Macular degeneration affects your macula, the central part of your retina. Your retina is in the back of your eye and controls central vision. People with macular degeneration aren’t completely blind. Their peripheral vision (ability to see things off to the sides) is fine.

Source: Cleveland Clinic

Where is the macula?

The macula is located in the center of the retina, the light-sensitive tissue at the back of the eye. The retina instantly converts light or an image into electrical impulses. The retina then sends these impulses, or nerve signals, to the brain.

AMD has three stages, all of which may occur in one or both eyes.
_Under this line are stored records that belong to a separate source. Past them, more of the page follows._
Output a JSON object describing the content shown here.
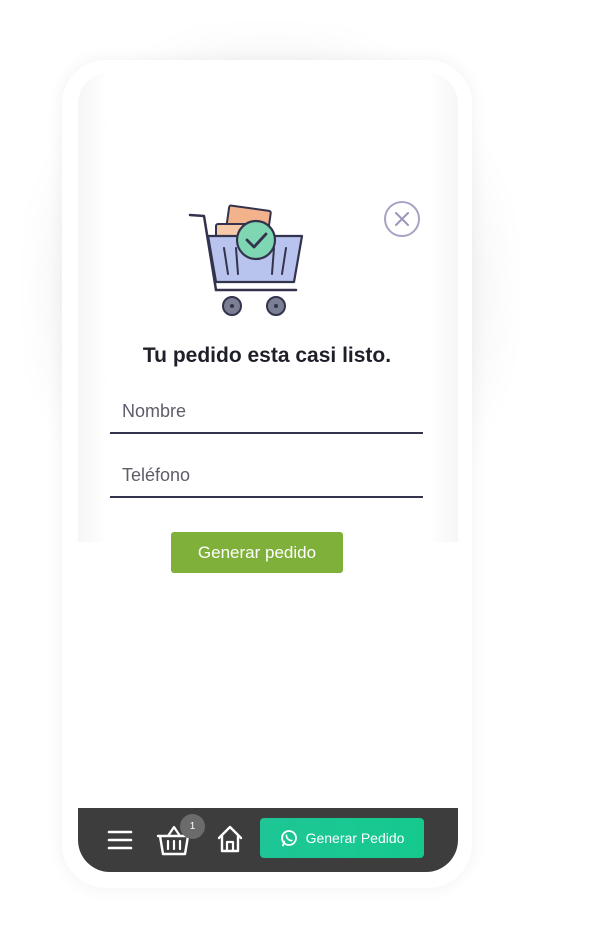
{
  "modal": {
    "title": "Tu pedido esta casi listo.",
    "name_placeholder": "Nombre",
    "phone_placeholder": "Teléfono",
    "submit_label": "Generar pedido"
  },
  "bottom_bar": {
    "basket_count": "1",
    "whatsapp_label": "Generar Pedido"
  },
  "icons": {
    "illustration": "shopping-cart-check-icon",
    "close": "close-icon",
    "menu": "menu-icon",
    "basket": "basket-icon",
    "home": "home-icon",
    "whatsapp": "whatsapp-icon"
  },
  "colors": {
    "submit_button": "#7fb03a",
    "whatsapp_button": "#1ec696",
    "bottom_bar": "#3d3d3d",
    "input_underline": "#33334d",
    "close_ring": "#a8a3c4"
  }
}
  1. Early AMD. People with early AMD have either several small drusen or a few medium-sized drusen. At this stage, there are no symptoms and no vision loss.
  2. Intermediate AMD. People with intermediate AMD have either many medium-sized drusen or one or more large drusen. Some people see a blurred spot in the center of their vision. More light may be needed for reading and other tasks.
  3. Advanced AMD. In addition to drusen, people with advanced dry AMD experience geographic atrophy, which is a gradual breakdown of the light-sensitive cells and supporting tissue in the central retinal area. This breakdown causes a blurred spot in the center of your vision. Over time, the blurred spot may get bigger and darker, taking more of your central vision.

What is it like living with macular degeneration?

Hilda Sharf Talks about Living with MacD


“The retina is an incredibly thin tissue in the back of the eye, delicate like a butterfly’s wing, and is the key to vision.  If the retina doesn’t work, nothing else matters.” – Dr. Murray.  Learn more fascinating information about the AMD diagnosis by listening to this podcast.


An at-home eye test that can help detect early signs of retinal disease and help track the progression.


Click below to download a copy and learn more about Wet AMD.

FAQs About Macular Degeneration

“Vision is not just what we see; it’s also the way we see ourselves and the world around us. Despite the challenges of low vision or macular degeneration, remember that our true vision comes from within – from our strength, resilience, and the way we choose to navigate life’s obstacles with courage and determination.”